Exodus 24, 29-35; Psalm 99; John 11, 19-27 or Luke 10, 38-42
Jesus calls for non-preferential love for all. He scours villages to embrace foreigners and sinners, the outcast and the oppressed, the strangers and the lonely. But he has preferential relationships Himself: from particular groups like the disciples (His barkada), the women who surround him, and to specific people such as the disciple whom he loves and the family of Mary, Martha and Lazarus. For us to love universally, we have to love particularly. To love the poor of the world, we should have someone in mind, a poor person with a name, a face, and memories of time spent with them. Friendship, after all, is both a universal human experience and at the same time a very particular one.

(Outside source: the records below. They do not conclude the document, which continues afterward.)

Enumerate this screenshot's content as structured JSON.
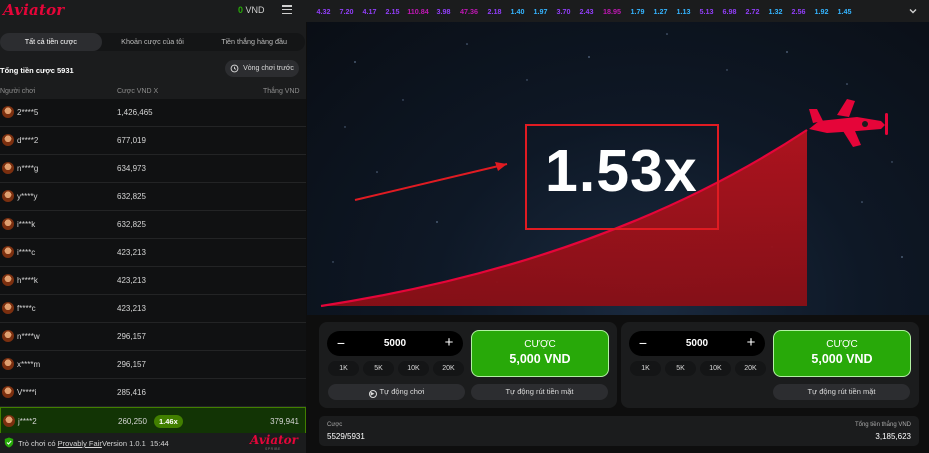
{
  "app": {
    "logo": "Aviator",
    "logo_sub": "SPRIBE"
  },
  "topbar": {
    "balance_amount": "0",
    "balance_currency": "VND",
    "history": [
      {
        "v": "4.32",
        "c": "#913ef8"
      },
      {
        "v": "7.20",
        "c": "#913ef8"
      },
      {
        "v": "4.17",
        "c": "#913ef8"
      },
      {
        "v": "2.15",
        "c": "#913ef8"
      },
      {
        "v": "110.84",
        "c": "#c017b4"
      },
      {
        "v": "3.98",
        "c": "#913ef8"
      },
      {
        "v": "47.36",
        "c": "#c017b4"
      },
      {
        "v": "2.18",
        "c": "#913ef8"
      },
      {
        "v": "1.40",
        "c": "#34b4ff"
      },
      {
        "v": "1.97",
        "c": "#34b4ff"
      },
      {
        "v": "3.70",
        "c": "#913ef8"
      },
      {
        "v": "2.43",
        "c": "#913ef8"
      },
      {
        "v": "18.95",
        "c": "#c017b4"
      },
      {
        "v": "1.79",
        "c": "#34b4ff"
      },
      {
        "v": "1.27",
        "c": "#34b4ff"
      },
      {
        "v": "1.13",
        "c": "#34b4ff"
      },
      {
        "v": "5.13",
        "c": "#913ef8"
      },
      {
        "v": "6.98",
        "c": "#913ef8"
      },
      {
        "v": "2.72",
        "c": "#913ef8"
      },
      {
        "v": "1.32",
        "c": "#34b4ff"
      },
      {
        "v": "2.56",
        "c": "#913ef8"
      },
      {
        "v": "1.92",
        "c": "#34b4ff"
      },
      {
        "v": "1.45",
        "c": "#34b4ff"
      }
    ]
  },
  "left": {
    "tabs": [
      "Tất cả tiền cược",
      "Khoản cược của tôi",
      "Tiền thắng hàng đầu"
    ],
    "total_label": "Tổng tiền cược 5931",
    "prev_round": "Vòng chơi trước",
    "columns": {
      "player": "Người chơi",
      "bet": "Cược VND X",
      "win": "Thắng VND"
    },
    "rows": [
      {
        "name": "2****5",
        "bet": "1,426,465",
        "mult": "",
        "win": ""
      },
      {
        "name": "d****2",
        "bet": "677,019",
        "mult": "",
        "win": ""
      },
      {
        "name": "n****g",
        "bet": "634,973",
        "mult": "",
        "win": ""
      },
      {
        "name": "y****y",
        "bet": "632,825",
        "mult": "",
        "win": ""
      },
      {
        "name": "i****k",
        "bet": "632,825",
        "mult": "",
        "win": ""
      },
      {
        "name": "i****c",
        "bet": "423,213",
        "mult": "",
        "win": ""
      },
      {
        "name": "h****k",
        "bet": "423,213",
        "mult": "",
        "win": ""
      },
      {
        "name": "f****c",
        "bet": "423,213",
        "mult": "",
        "win": ""
      },
      {
        "name": "n****w",
        "bet": "296,157",
        "mult": "",
        "win": ""
      },
      {
        "name": "x****m",
        "bet": "296,157",
        "mult": "",
        "win": ""
      },
      {
        "name": "V****i",
        "bet": "285,416",
        "mult": "",
        "win": ""
      },
      {
        "name": "j****2",
        "bet": "260,250",
        "mult": "1.46x",
        "win": "379,941"
      }
    ],
    "footer": {
      "provably_prefix": "Trò chơi có ",
      "provably_link": "Provably Fair",
      "version": "Version 1.0.1",
      "time": "15:44"
    }
  },
  "game": {
    "multiplier": "1.53x",
    "accent": "#e50539",
    "frame_color": "#e01b22"
  },
  "bets": [
    {
      "amount": "5000",
      "quick": [
        "1K",
        "5K",
        "10K",
        "20K"
      ],
      "btn_label": "CƯỢC",
      "btn_amount": "5,000 VND",
      "auto_play": "Tự động chơi",
      "auto_cashout": "Tự động rút tiền mặt"
    },
    {
      "amount": "5000",
      "quick": [
        "1K",
        "5K",
        "10K",
        "20K"
      ],
      "btn_label": "CƯỢC",
      "btn_amount": "5,000 VND",
      "auto_cashout": "Tự động rút tiền mặt"
    }
  ],
  "bottom": {
    "bets_label": "Cược",
    "bets_value": "5529/5931",
    "total_win_label": "Tổng tiền thắng VND",
    "total_win_value": "3,185,623"
  }
}
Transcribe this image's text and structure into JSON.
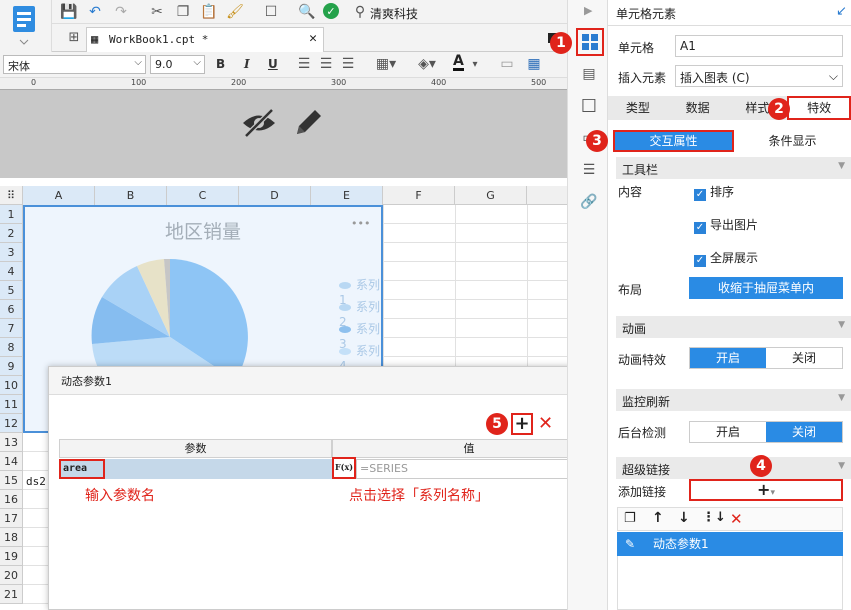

One such friend to Jesus is Martha, the sister of Mary and Lazarus. We all have pictured her as a doing person. Her concern is the upkeep of the house and the esteem of her guests. Hers is the spirit of generosity: she wants her guest to feel like family, comfortable and warmed by her home. It is not difficult to imagine why wanderers like Jesus and his disciples who do not have a place to rest would find Martha’s home cooking irresistible. It is not hard to see why they have been Jesus’ particular friends, that when Lazarus died, He, the God of Life, cried as well. And all the more we cannot doubt Martha’s heart for Jesus and his disciples. At the very news of their visit, she excitedly prepares her house like our mothers who would prepare our rooms and our favorite food every time we inform them that we’re coming home.
But we cannot separate Martha and Mary. I suggest that we have to throw into the rubbish bin our interpretation that Mary is far better than Martha. I suggest that we put these icons of faith together and at par with each other. And make these two women images of how we are to make friends with Jesus. To these icons, we can glean the value of friendship in our lives and in our ministry. To me, friendship is what keeps me happy in my life as a priest: because I do not have a family, there are people who offer their hearts and open their homes for me. Why is friendship valuable?
First, friendship is crucial in our development as persons because we develop our humanity through our relationships. It helps us grow personally, emotionally and morally. The friendship between Jesus and his family friends in Bethany contributed to their growth as persons. In their conversations, they are able to share their feelings, thoughts, dreams, moral judgments and especially criticism. Case in point: As guest in another’s home, we would rather keep quiet if we see something we don’t agree with. But because Martha is a friend of Jesus, He is comfortable to tell Martha not to be too troubled about taking care of Him. Our real friends can point out our warts and at the same time, love them too.
Second, friendship is enjoyed simply on the account of the relationship entered. We just enjoy our friends’ company. A friend is someone who provokes our interests and our passions, invites us to see reality beyond the virtual (and the denials), assists us to reflect and see the depths of our hearts that we are moved to prayer. With whatever we do, friends are able to help us aspire for loftier and noble things.
This is precisely what Mary is enjoying at the company of Jesus. Oftentimes, our friends know what we truly need even before they realize it. Jesus knows what Mary needed, and He responds to it readily — even though He may be hungry (a hunch). Martha is still preparing the things He needs. And what does a guest need usually? Food. And to me, this is the reason why He tells Martha that what He is doing is more important at that particular time. The act of foregoing a concrete and immediate need in order to respond to a deeper hunger is what matters. We often do this with our friends. We drop whatever we do, when a loved one needs us.
Of course, we should not forget Lazarus. Jesus reclines at table with him and enjoys his company. No need to elaborate: we simply enjoy our friends.
And so as we remember Martha today, we remember the value of friendships in our lives and what it does to the work we do in the Kingdom of God. And as memories are always connected with other memories, we too remember Mary and Lazarus. We thank them for taking care of Jesus and his disciples. Healthy relationships has Jesus at the center. In and through Him, we begin, maintain and perfect our friendships.